Time and a hard playing style are no player’s friend. And a combination of the two have contributed to the retirement of a long-time Calgary Flames player, Curtis Glencross.
Curtis Glencross confirms he is retiring.
— Eric Francis (@EricFrancis) October 20, 2015
Curtis Glencross was never supposed to be a professional hockey player, at least based upon his background and status as a late-bloomer.
He had a strong stint with the AJHL’s Brooks bandits but was never really considered an NHL Draft candidate, so he went the way many players go when their NHL dreams are fading – to college. He suited up for a couple of seasons with the University of Alaska – Anchorage, where his rugged game drew the attention of several pro teams. He ended up leaving school and signing with the Anaheim Ducks organization.

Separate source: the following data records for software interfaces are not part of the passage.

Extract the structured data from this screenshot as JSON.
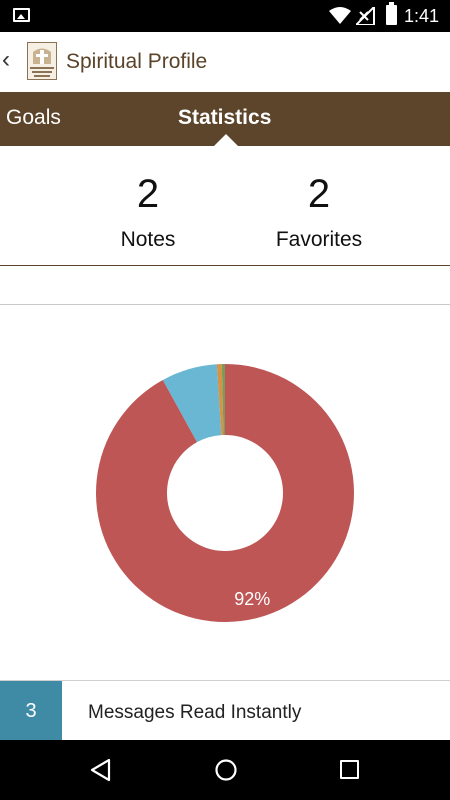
{
  "status_bar": {
    "time": "1:41",
    "icons": [
      "image-icon",
      "wifi-icon",
      "signal-icon",
      "battery-icon"
    ]
  },
  "app_bar": {
    "back_icon": "‹",
    "title": "Spiritual Profile",
    "logo_text": "STAR OF HOPE"
  },
  "tabs": [
    {
      "label": "Goals",
      "selected": false
    },
    {
      "label": "Statistics",
      "selected": true
    }
  ],
  "counts": {
    "notes": {
      "value": "2",
      "label": "Notes"
    },
    "favorites": {
      "value": "2",
      "label": "Favorites"
    }
  },
  "chart_data": {
    "type": "pie",
    "donut": true,
    "slices": [
      {
        "value": 92,
        "color": "#bf5656",
        "label": "92%"
      },
      {
        "value": 7,
        "color": "#6ab7d3",
        "label": ""
      },
      {
        "value": 0.6,
        "color": "#d69245",
        "label": ""
      },
      {
        "value": 0.4,
        "color": "#7a9c5a",
        "label": ""
      }
    ]
  },
  "stat_row": {
    "badge": "3",
    "badge_color": "#3f8ba6",
    "label": "Messages Read Instantly"
  },
  "colors": {
    "brand_brown": "#5d452b",
    "title_text": "#5a4329"
  },
  "nav_bar": {
    "icons": [
      "back-nav-icon",
      "home-nav-icon",
      "recents-nav-icon"
    ]
  }
}
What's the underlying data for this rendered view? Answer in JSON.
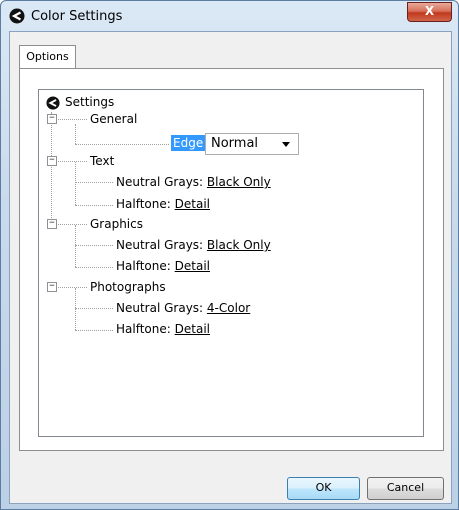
{
  "window": {
    "title": "Color Settings",
    "close_label": "X"
  },
  "tabs": [
    {
      "label": "Options",
      "selected": true
    }
  ],
  "tree": {
    "root_label": "Settings",
    "general": {
      "label": "General",
      "edge_control_label": "Edge Control:",
      "edge_control_value": "Normal"
    },
    "text": {
      "label": "Text",
      "neutral_grays_label": "Neutral Grays:",
      "neutral_grays_value": "Black Only",
      "halftone_label": "Halftone:",
      "halftone_value": "Detail"
    },
    "graphics": {
      "label": "Graphics",
      "neutral_grays_label": "Neutral Grays:",
      "neutral_grays_value": "Black Only",
      "halftone_label": "Halftone:",
      "halftone_value": "Detail"
    },
    "photographs": {
      "label": "Photographs",
      "neutral_grays_label": "Neutral Grays:",
      "neutral_grays_value": "4-Color",
      "halftone_label": "Halftone:",
      "halftone_value": "Detail"
    },
    "expander_symbol": "−"
  },
  "buttons": {
    "ok": "OK",
    "cancel": "Cancel"
  },
  "colors": {
    "selection": "#3399ff",
    "close_button": "#c1381d"
  }
}
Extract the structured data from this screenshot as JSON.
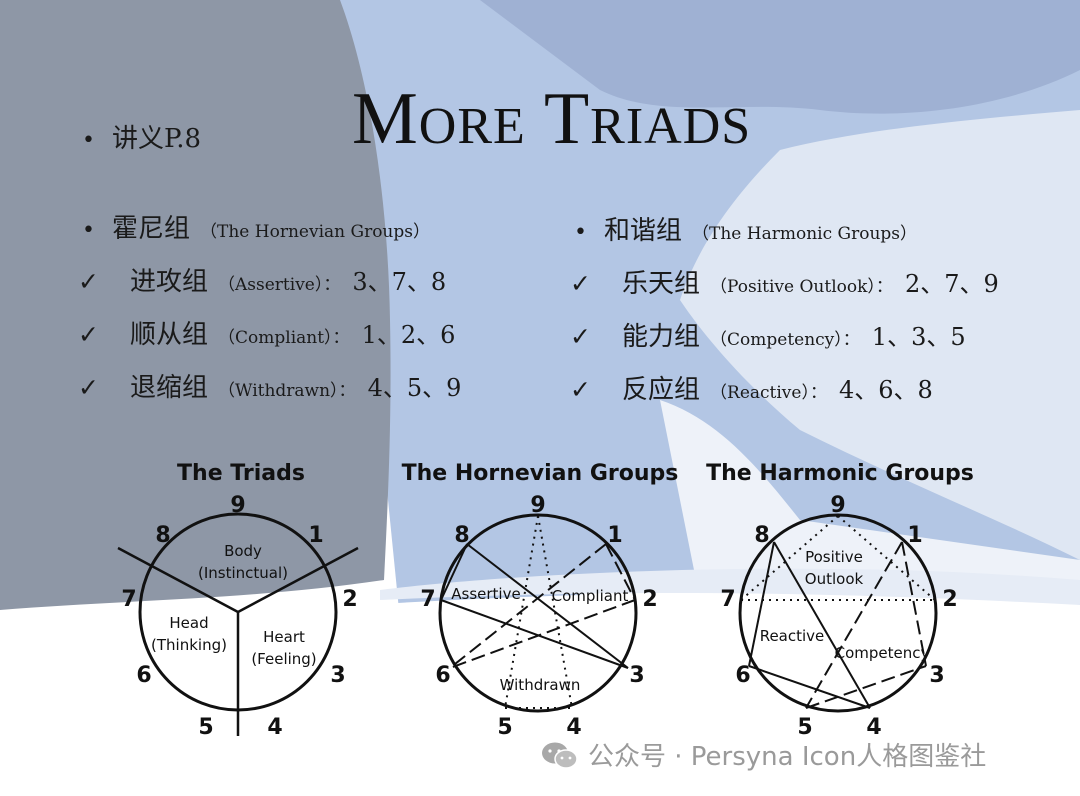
{
  "title": "More Triads",
  "handout": {
    "bullet": "•",
    "text": "讲义P.8"
  },
  "left_column": {
    "heading": {
      "bullet": "•",
      "cn": "霍尼组",
      "en": "（The Hornevian Groups）"
    },
    "items": [
      {
        "check": "✓",
        "cn": "进攻组",
        "en": "（Assertive）：",
        "nums": "3、7、8"
      },
      {
        "check": "✓",
        "cn": "顺从组",
        "en": "（Compliant）：",
        "nums": "1、2、6"
      },
      {
        "check": "✓",
        "cn": "退缩组",
        "en": "（Withdrawn）：",
        "nums": "4、5、9"
      }
    ]
  },
  "right_column": {
    "heading": {
      "bullet": "•",
      "cn": "和谐组",
      "en": "（The Harmonic Groups）"
    },
    "items": [
      {
        "check": "✓",
        "cn": "乐天组",
        "en": "（Positive Outlook）：",
        "nums": "2、7、9"
      },
      {
        "check": "✓",
        "cn": "能力组",
        "en": "（Competency）：",
        "nums": "1、3、5"
      },
      {
        "check": "✓",
        "cn": "反应组",
        "en": "（Reactive）：",
        "nums": "4、6、8"
      }
    ]
  },
  "diagrams": {
    "triads": {
      "title": "The Triads",
      "body_line1": "Body",
      "body_line2": "(Instinctual)",
      "head_line1": "Head",
      "head_line2": "(Thinking)",
      "heart_line1": "Heart",
      "heart_line2": "(Feeling)"
    },
    "hornevian": {
      "title": "The Hornevian Groups",
      "assertive": "Assertive",
      "compliant": "Compliant",
      "withdrawn": "Withdrawn"
    },
    "harmonic": {
      "title": "The Harmonic Groups",
      "positive_line1": "Positive",
      "positive_line2": "Outlook",
      "reactive": "Reactive",
      "competency": "Competency"
    },
    "numbers": [
      "9",
      "1",
      "2",
      "3",
      "4",
      "5",
      "6",
      "7",
      "8"
    ]
  },
  "footer": {
    "text": "公众号 · Persyna Icon人格图鉴社"
  },
  "colors": {
    "slate_gray": "#8e97a6",
    "light_blue": "#b3c6e4",
    "mid_blue": "#9fb1d3",
    "pale_blue": "#dfe7f3"
  }
}
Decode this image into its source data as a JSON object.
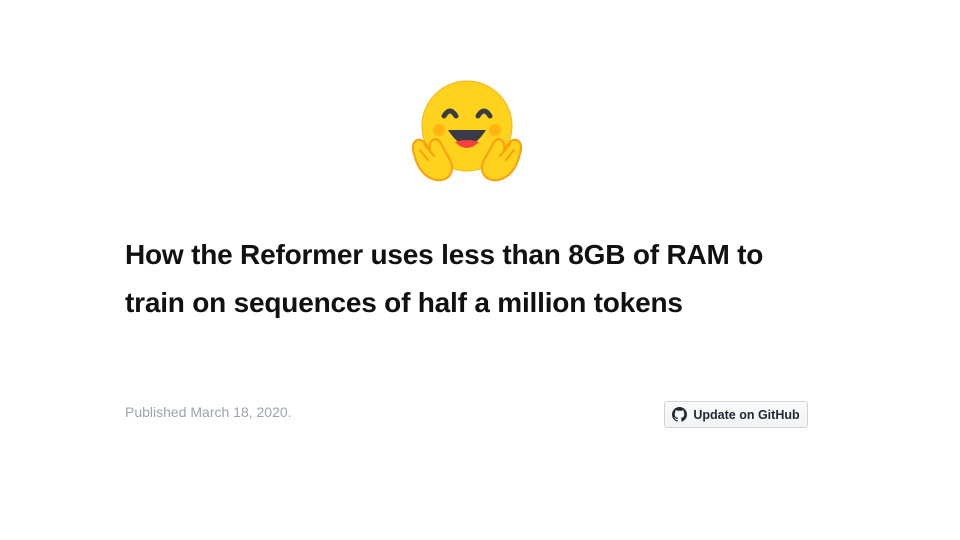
{
  "logo": {
    "icon": "hugging-face-emoji-icon"
  },
  "article": {
    "title_line_1": "How the Reformer uses less than 8GB of RAM to",
    "title_line_2": "train on sequences of half a million tokens",
    "published": "Published March 18, 2020."
  },
  "github_button": {
    "label": "Update on GitHub",
    "icon": "github-icon"
  }
}
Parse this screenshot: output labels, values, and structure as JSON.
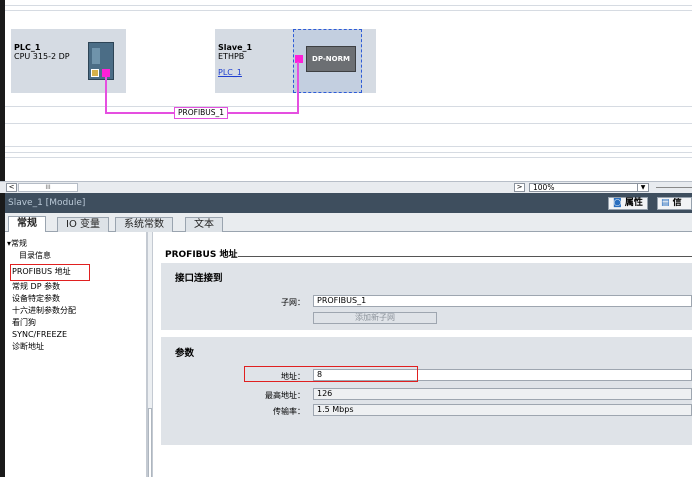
{
  "network": {
    "plc": {
      "name": "PLC_1",
      "type": "CPU 315-2 DP"
    },
    "slave": {
      "name": "Slave_1",
      "type": "ETHPB",
      "link": "PLC_1"
    },
    "module_label": "DP-NORM",
    "network_name": "PROFIBUS_1"
  },
  "statusbar": {
    "zoom": "100%",
    "scroll_left": "<",
    "scroll_right": ">",
    "scroll_thumb": "III",
    "zoom_dropdown": "▼"
  },
  "inspector": {
    "title": "Slave_1 [Module]",
    "properties_label": "属性",
    "info_label": "信",
    "tabs": [
      "常规",
      "IO 变量",
      "系统常数",
      "文本"
    ]
  },
  "tree": {
    "root": "常规",
    "items": [
      "目录信息",
      "PROFIBUS 地址",
      "常规 DP 参数",
      "设备特定参数",
      "十六进制参数分配",
      "看门狗",
      "SYNC/FREEZE",
      "诊断地址"
    ]
  },
  "content": {
    "section_title": "PROFIBUS 地址",
    "interface_heading": "接口连接到",
    "subnet_label": "子网：",
    "subnet_value": "PROFIBUS_1",
    "add_subnet_button": "添加新子网",
    "params_heading": "参数",
    "address_label": "地址：",
    "address_value": "8",
    "max_address_label": "最高地址：",
    "max_address_value": "126",
    "baud_label": "传输率：",
    "baud_value": "1.5 Mbps"
  },
  "colors": {
    "profibus_line": "#e54fe0",
    "highlight_box": "#e02020",
    "inspector_title_bg": "#3e4e5e"
  }
}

Glencross’ first few seasons in minor-pro weren’t anything to write home about, but he eventually worked himself into a spot as one of the Ducks’ “tweener” bodies. He was traded during the 2006-07 season to Columbus, and from then-on he basically left the AHL behind. In 2007-08 he was traded in-season – again – this time much closer to home as he went to the Edmonton Oilers. He was a half-a-point per game player in Edmonton over half a season, but the Oilers opted not to keep him and he went to free agency and ended up a couple hours down the road in Calgary. (Flames fans frequently brought this up during subsequent Battles of Alberta, particularly in games where Glencross performed strongly against his old team.)
Glencross ended up being defined by his time in Calgary, and his time in Calgary helped define the franchise – for better and slightly for worse – as he served for several seasons as an alternate captain. He played six and a half seasons in Calgary, accumulating 418 regular season games and 242 points, but played just six post-season contests during his tenure. He was known for his hard-nosed, physical style of play. It’s what made him really effective during the first few years of his tenure and allowed him to excel at puck retrieval and gaining goals during goal-mouth scrums. He was willing to go to the hard areas of the ice, and it cost him. And eventually it caught up to him through injuries. He gradually lost his foot-speed as he entered into his 30s, and in-turn he lost his willingness to go into the tough areas of the ice – it’s tough to do that when your body has been ground down over the years by playing that style. (A similar thing happened to Robyn Regehr, though a lot of that was due to knee injuries taking away his mobility.)
Glencross was traded to Washington at the trade deadline last season for a second round pick and a third round pick in last summer’s NHL Draft. The picks he was used to acquire were used, in-part, to (a) trade for Dougie Hamilton and (b) trade-up to pick Oliver Kylington. He was unable to find full-time NHL employment this summer, and spent time briefly with Toronto and Colorado on professional try-outs in September and October.
Best of luck to Curtis Glencross in retirement.